The “birther” controversy surrounding President Barack Obama was all about gossip, frequently spread by email and fanned by bloggers. As a journalist, I often was dismayed and frequently appalled at some of the stories I read. These were stories that came long after Obama’s election as president, which occurred some time after his birth certificate had been verified.
Many who continued to write about the birther controversy insisted it was newsworthy because people kept believing, despite proof to the contrary, that Obama had been born in another country and therefore legally could not be president. Yet many of those stories I read failed to point out the truth of the matter.
Truth is supposed to be one of the tenets of journalism.

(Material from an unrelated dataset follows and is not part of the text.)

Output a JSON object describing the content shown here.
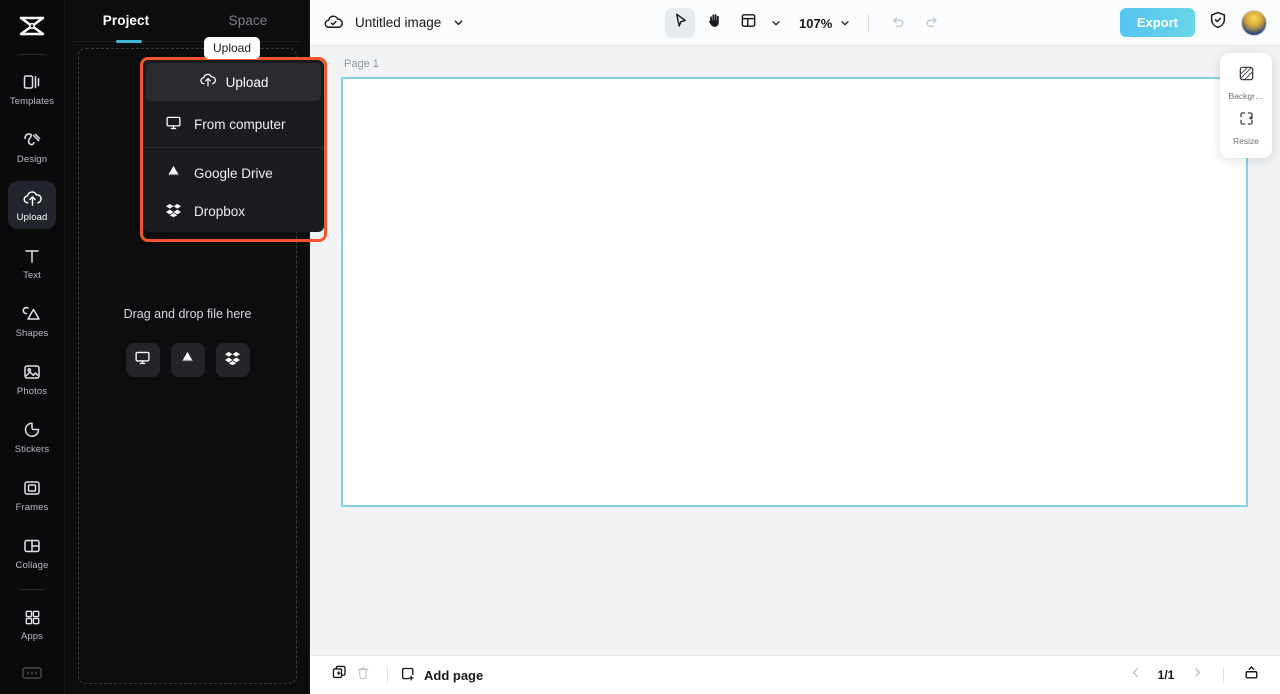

But even in those stories that included the truth, it was buried so far down that 90 percent of readers would not even get to it. About 90 percent of readers do not make it past the first four or five paragraphs of a story – that trend was revealed in a study of newspaper readers years ago, and recently the same pattern has been recognized among online readers. (I am re-evaluating my own penchant for writing 1,000 words or more per blog post, by the way. I love to write, not to bore)
So it seemed to me that for months on end, the “birther story de jour” was more about a journalist writing something to justify his salary than it was about true journalism.
The news coverage seemed to feed the controversy and eventually prompted a disgusted President Obama to publicly release his “long-form” birth certificate to ultimately refute an issue that had lingered far too long, taken up far too much of everyone’s time.
On that day, I felt the news coverage was warranted if only to serve finally to dispel the gossip and rumor and innuendo that had taken on a life of its own.
Motivation is key. Gossip and rumors can be potent political tools. I think that was apparent in the birther controversy, but it also is well-illustrated in a popular legend about a former president.
During a run for Congress, Lyndon Baines Johnson is said to have told an aide to start spreading a rumor that his opponent, a farmer, enjoyed carnal relations with a pig. The aide reportedly responded that he could not do that because it was not true. Johnson’s response was along the lines that if his opponent publicly denied the rumor, Johnson would win the election.
In the interest of transparency, I spent a couple of hours Thursday evening googling this, reading various blogs and article, but I was unable to verify the veracity of this legend, which when I first heard of it in the early 1980s was attributed to Gonzo journalist Hunter S. Thompson. I certainly found many similar attributions, but none I would consider authoritative. I hesitated about referencing this at all because of that, yet it is a legend, and legends are difficult to substantiate. But it illustrates the nature of gossip/rumor as a political tool far better than I could myself.
So if you think my writing about it makes me a hypocrite on the issue of gossip, post your thoughts as a comment below.
So frequently, when I encounter gossip, the first question I have to ask is who stands to gain by spreading this juicy tidbit. Gossip frequently is self-serving, as illustrated in the legend about LBJ. Sometimes it is intended to kick someone when he’s down – or when he’s not around to defend himself.